Presentations can focus on any of the following topics:
• Harmonising translation practice in businesses and institutions.
• The use of terminology in a multilingual context, both in the public and private sector.
• Multilingual strategies in business communication and translation.
• European minority languages and translation issues.
• The impact of majority languages on translation norms.
• Problems of source text quality linked to the use of global English.
• The implicit and explicit diffusion of translation norms.
• Norms in translator training.
• Norms in translation as applied by the audiovisual industry and in publishing.
The conference is organised by the Research Group on European Multilingualism (EA 1339, LiLPa), the
Institute for Translators, Interpreters and International Relations (ITI-RI) at Strasbourg University and the College for Languages and Applied Human Sciences of the University of Strasbourg.
200 to 300-word proposals for papers in French or in English, with a provisional title, should be sent to firstname.lastname@example.org by 30 November 2009. The selected papers may be given in French or in English in a 25-minute presentation (+ 5 minutes Q & A).
Registration fee: € 65 (payment before 31 March 2010) or € 100 (payment after 31 March 2010)
Coffee breaks and lunch are provided by the conference organisers.
Accommodation and other meals are paid for by the participants.
30 November 2009: deadline for submission of proposals
30 January 2010: notification of acceptance of proposals
23-24-25 June 2010: Conference
• Amalia Todirascu (University of Strasbourg)
• Antje Gualberto, (University of Strasbourg)
• Arlette Bothorel (University of Strasbourg)
• Ayfer Altay (Hacettepe University of Ankara, Turkey)
• Barbara Kaltz (University of Aix-en-Provence)
• Christopher Gledhill (University of Lille 3)
• Claude Truchot (University of Strasbourg)
• Daniel Gouadec (University of Rennes 2)
• Elisabeth Lavault-Olléon (University of Grenoble 3)
• Ineke Wallaert (University of Strasbourg)
• James Brannan (European Court of Human Rights, Strasbourg)
• Jean Dewitz (Université of Strasbourg)
• Jean-François Allain (Council of Europe, Strasbourg)
• John Humbley (University of Paris 7)
• Marie-Paule Jacques (University of Strasbourg)
• Mojca Schlamberger Brezar (University of Ljubljana, Slovenia)
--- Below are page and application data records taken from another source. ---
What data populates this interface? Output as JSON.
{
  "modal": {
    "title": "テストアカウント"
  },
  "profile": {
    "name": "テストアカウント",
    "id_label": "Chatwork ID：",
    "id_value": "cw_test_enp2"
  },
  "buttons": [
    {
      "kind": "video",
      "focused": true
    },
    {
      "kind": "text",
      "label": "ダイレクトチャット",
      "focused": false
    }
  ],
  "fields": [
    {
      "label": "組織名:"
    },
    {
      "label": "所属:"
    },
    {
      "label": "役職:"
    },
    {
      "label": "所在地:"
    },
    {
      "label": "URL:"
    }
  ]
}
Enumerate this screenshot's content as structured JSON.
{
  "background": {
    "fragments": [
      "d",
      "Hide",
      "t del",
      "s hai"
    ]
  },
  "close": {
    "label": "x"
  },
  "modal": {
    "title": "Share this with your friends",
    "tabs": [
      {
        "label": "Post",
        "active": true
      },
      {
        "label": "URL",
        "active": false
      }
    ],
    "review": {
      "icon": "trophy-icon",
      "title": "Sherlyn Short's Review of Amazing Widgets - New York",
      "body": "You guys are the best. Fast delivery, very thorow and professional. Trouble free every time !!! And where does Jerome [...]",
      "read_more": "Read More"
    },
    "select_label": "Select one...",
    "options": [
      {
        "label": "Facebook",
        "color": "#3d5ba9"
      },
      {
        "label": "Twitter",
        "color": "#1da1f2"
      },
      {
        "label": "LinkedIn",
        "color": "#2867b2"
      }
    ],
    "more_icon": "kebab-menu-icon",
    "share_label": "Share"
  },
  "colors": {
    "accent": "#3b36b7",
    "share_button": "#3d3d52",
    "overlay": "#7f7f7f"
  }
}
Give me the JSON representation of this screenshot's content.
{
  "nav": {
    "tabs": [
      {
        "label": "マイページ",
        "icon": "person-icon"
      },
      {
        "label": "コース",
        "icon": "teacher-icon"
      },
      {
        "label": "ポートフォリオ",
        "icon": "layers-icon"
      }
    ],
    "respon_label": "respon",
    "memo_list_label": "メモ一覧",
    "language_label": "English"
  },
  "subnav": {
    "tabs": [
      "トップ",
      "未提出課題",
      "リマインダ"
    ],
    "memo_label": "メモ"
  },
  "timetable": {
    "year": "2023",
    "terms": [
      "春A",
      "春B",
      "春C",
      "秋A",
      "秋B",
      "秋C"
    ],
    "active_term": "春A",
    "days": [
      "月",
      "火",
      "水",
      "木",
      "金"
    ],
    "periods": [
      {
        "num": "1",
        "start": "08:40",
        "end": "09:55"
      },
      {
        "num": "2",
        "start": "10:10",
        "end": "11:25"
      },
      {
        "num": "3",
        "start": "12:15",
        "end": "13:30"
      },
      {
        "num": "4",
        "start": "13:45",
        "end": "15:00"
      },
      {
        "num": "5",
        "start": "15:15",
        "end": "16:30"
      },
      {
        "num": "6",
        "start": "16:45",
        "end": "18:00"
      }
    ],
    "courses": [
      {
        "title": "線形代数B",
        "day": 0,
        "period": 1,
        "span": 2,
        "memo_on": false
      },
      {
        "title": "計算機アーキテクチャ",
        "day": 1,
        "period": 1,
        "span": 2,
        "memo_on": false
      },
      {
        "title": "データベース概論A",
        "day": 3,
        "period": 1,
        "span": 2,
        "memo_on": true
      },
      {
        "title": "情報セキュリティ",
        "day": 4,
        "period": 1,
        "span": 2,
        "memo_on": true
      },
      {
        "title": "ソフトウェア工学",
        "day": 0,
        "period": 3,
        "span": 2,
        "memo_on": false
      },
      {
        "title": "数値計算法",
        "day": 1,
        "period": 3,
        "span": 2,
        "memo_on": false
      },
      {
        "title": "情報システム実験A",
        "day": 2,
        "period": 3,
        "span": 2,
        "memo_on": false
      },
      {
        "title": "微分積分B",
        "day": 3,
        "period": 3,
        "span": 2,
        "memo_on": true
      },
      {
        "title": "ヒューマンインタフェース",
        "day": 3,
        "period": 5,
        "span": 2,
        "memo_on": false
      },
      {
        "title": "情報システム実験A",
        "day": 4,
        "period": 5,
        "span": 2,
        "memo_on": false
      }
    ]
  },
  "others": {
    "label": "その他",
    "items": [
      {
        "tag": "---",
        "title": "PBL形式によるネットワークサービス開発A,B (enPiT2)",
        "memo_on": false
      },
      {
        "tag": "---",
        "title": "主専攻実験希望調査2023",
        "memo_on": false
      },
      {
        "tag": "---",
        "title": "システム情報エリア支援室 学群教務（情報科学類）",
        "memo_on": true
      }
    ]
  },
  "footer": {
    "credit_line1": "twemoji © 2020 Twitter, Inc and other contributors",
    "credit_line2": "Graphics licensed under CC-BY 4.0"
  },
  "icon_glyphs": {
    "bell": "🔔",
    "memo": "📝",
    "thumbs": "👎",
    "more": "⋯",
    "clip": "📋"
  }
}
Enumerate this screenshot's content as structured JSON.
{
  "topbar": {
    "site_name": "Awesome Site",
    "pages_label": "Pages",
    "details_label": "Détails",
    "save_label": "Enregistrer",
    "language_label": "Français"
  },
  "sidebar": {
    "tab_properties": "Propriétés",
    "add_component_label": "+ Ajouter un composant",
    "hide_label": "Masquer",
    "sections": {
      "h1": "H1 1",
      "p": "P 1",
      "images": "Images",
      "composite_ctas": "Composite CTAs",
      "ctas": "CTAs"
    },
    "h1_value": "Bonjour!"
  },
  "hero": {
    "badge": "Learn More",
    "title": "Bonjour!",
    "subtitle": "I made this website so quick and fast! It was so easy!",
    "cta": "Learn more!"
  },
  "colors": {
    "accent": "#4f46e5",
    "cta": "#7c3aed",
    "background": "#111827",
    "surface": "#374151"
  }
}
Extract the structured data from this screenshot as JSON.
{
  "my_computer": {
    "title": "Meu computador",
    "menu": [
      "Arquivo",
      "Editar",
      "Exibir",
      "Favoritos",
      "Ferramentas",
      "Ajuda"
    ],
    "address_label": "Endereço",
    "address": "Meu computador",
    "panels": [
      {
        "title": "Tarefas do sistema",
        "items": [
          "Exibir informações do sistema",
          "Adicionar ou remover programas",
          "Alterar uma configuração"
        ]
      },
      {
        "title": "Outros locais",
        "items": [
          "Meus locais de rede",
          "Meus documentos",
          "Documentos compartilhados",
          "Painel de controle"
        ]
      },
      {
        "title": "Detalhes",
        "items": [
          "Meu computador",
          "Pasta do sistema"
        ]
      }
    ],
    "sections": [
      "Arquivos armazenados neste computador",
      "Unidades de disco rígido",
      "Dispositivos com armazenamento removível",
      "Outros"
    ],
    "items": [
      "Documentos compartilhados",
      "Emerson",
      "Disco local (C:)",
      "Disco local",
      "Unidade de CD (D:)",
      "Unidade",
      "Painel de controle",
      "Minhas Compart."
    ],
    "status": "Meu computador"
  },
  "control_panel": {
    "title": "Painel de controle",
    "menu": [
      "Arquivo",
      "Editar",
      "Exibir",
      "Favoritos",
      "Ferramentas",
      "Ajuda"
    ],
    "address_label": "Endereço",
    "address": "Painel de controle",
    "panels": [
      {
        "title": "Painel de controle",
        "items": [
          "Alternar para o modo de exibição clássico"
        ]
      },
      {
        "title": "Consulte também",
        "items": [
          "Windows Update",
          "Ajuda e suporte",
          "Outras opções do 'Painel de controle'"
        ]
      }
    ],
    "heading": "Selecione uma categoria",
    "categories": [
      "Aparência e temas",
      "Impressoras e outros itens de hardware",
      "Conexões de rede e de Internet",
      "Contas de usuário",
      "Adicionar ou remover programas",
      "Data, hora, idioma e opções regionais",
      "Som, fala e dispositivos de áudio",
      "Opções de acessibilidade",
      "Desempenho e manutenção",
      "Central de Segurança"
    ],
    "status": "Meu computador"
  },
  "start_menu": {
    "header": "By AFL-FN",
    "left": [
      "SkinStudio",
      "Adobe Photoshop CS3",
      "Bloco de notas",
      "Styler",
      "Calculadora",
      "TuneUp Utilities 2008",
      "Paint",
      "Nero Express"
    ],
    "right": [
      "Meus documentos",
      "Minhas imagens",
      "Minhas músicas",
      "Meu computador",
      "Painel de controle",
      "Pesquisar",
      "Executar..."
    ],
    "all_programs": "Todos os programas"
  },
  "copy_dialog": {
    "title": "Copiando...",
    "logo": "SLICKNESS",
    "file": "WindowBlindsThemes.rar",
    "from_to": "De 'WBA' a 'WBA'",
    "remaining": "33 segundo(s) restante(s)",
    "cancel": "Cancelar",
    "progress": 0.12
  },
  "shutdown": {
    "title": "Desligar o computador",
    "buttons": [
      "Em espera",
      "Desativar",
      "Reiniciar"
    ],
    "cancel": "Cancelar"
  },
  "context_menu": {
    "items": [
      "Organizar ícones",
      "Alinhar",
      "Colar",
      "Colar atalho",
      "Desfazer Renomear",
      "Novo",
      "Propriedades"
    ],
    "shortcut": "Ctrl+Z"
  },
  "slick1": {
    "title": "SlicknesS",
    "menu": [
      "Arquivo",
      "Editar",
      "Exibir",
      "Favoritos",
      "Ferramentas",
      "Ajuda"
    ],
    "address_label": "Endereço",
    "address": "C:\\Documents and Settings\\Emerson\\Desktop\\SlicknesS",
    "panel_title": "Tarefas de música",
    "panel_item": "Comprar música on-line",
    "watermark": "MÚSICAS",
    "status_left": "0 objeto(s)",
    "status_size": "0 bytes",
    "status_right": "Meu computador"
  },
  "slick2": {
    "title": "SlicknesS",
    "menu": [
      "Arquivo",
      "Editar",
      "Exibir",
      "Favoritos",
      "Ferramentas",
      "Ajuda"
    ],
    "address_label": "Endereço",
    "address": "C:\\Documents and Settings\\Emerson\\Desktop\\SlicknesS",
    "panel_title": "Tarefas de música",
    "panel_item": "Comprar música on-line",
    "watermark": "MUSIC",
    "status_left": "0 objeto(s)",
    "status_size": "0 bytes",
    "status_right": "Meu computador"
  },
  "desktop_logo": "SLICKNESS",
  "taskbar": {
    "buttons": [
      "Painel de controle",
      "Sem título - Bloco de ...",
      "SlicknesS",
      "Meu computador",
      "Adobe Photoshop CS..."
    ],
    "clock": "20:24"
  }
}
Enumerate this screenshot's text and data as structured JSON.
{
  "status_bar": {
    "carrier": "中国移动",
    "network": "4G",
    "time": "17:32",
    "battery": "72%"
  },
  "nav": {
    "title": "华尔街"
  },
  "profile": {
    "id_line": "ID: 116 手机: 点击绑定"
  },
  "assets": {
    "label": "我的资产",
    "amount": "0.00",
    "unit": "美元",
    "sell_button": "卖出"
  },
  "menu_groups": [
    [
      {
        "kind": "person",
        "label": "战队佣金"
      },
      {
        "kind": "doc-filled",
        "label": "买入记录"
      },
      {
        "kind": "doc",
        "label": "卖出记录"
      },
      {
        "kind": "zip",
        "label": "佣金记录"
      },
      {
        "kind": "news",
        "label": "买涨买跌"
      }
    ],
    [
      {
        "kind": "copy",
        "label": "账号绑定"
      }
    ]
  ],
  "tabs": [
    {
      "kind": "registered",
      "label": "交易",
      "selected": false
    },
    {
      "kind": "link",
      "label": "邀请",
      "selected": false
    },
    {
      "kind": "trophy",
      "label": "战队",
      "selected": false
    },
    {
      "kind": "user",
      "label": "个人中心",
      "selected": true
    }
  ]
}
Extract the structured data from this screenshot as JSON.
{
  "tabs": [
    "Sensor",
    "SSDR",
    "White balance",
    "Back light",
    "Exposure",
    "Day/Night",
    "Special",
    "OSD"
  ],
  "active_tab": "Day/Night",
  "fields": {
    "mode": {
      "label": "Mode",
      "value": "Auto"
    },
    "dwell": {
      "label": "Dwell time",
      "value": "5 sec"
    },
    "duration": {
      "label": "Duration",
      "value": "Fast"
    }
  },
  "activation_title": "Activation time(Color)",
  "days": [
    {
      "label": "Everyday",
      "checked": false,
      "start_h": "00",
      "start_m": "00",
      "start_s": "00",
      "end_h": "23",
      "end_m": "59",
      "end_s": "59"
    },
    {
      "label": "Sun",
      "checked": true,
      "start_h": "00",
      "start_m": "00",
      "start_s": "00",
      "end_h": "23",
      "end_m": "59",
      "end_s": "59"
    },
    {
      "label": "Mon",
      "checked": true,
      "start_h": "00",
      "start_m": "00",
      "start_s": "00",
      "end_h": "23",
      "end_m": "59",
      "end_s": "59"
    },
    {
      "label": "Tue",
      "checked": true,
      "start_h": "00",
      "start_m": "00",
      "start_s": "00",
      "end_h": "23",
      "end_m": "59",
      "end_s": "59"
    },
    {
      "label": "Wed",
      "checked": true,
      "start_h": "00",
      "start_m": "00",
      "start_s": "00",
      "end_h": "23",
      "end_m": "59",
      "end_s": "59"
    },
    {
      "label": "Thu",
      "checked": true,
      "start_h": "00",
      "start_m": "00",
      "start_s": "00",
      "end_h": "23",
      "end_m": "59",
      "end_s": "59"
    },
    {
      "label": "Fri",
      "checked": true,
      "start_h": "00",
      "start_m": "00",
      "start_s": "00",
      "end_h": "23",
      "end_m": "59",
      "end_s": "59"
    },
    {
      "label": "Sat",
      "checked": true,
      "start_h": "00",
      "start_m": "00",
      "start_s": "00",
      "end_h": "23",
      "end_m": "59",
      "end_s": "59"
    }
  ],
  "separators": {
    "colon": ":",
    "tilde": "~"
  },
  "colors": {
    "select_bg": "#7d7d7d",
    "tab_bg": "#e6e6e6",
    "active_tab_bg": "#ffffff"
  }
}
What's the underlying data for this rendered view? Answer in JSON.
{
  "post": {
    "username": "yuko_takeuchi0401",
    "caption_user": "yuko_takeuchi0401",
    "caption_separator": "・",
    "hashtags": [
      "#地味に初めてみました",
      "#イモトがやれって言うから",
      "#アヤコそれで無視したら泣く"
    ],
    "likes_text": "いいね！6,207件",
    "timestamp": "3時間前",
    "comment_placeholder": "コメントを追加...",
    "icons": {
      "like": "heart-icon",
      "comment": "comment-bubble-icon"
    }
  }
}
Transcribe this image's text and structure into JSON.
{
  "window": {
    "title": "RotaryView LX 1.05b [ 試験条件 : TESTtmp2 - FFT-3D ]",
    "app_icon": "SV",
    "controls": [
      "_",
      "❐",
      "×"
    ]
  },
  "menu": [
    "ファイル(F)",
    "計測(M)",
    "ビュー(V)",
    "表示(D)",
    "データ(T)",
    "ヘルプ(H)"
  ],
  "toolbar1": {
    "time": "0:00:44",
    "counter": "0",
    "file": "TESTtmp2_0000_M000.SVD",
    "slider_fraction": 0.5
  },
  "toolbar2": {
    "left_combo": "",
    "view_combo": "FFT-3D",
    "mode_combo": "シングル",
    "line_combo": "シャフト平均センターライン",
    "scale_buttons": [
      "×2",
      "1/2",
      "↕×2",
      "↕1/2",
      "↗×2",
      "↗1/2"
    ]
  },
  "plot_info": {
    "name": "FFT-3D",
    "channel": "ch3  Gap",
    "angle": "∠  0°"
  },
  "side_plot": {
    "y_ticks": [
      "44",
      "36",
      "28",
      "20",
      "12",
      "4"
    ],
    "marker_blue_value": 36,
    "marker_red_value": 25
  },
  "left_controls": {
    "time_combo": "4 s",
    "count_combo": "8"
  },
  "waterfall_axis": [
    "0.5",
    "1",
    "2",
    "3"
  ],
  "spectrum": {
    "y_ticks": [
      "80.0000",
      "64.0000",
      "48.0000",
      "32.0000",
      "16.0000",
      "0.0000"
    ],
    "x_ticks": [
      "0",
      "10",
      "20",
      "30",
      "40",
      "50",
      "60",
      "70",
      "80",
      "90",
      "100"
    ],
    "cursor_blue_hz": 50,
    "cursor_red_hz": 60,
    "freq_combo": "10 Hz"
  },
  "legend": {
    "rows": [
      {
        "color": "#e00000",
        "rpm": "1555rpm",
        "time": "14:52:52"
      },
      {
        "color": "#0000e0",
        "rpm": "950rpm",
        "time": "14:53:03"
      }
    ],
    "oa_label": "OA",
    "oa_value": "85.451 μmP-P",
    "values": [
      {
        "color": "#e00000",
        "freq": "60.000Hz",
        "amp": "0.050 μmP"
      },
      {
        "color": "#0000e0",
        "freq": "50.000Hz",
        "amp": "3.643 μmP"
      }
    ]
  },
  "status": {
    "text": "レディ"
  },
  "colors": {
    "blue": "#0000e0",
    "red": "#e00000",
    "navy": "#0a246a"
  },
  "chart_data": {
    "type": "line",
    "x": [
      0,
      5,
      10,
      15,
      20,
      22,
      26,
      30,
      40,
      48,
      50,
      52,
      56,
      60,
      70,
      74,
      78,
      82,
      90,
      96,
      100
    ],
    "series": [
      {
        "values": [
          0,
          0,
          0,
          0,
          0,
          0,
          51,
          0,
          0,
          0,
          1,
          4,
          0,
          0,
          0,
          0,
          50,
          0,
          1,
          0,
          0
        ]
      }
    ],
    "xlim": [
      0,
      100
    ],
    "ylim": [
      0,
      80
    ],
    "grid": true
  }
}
• Rita Temmermann (Erasmushogeschool, Brussel, Belgium)
• Slaheddine Dchicha (University of Strasbourg)
• Teresa Cabré (University Pompeu Fabra, Barcelona, Spain)
• Thierry Grass (University of Strasbourg)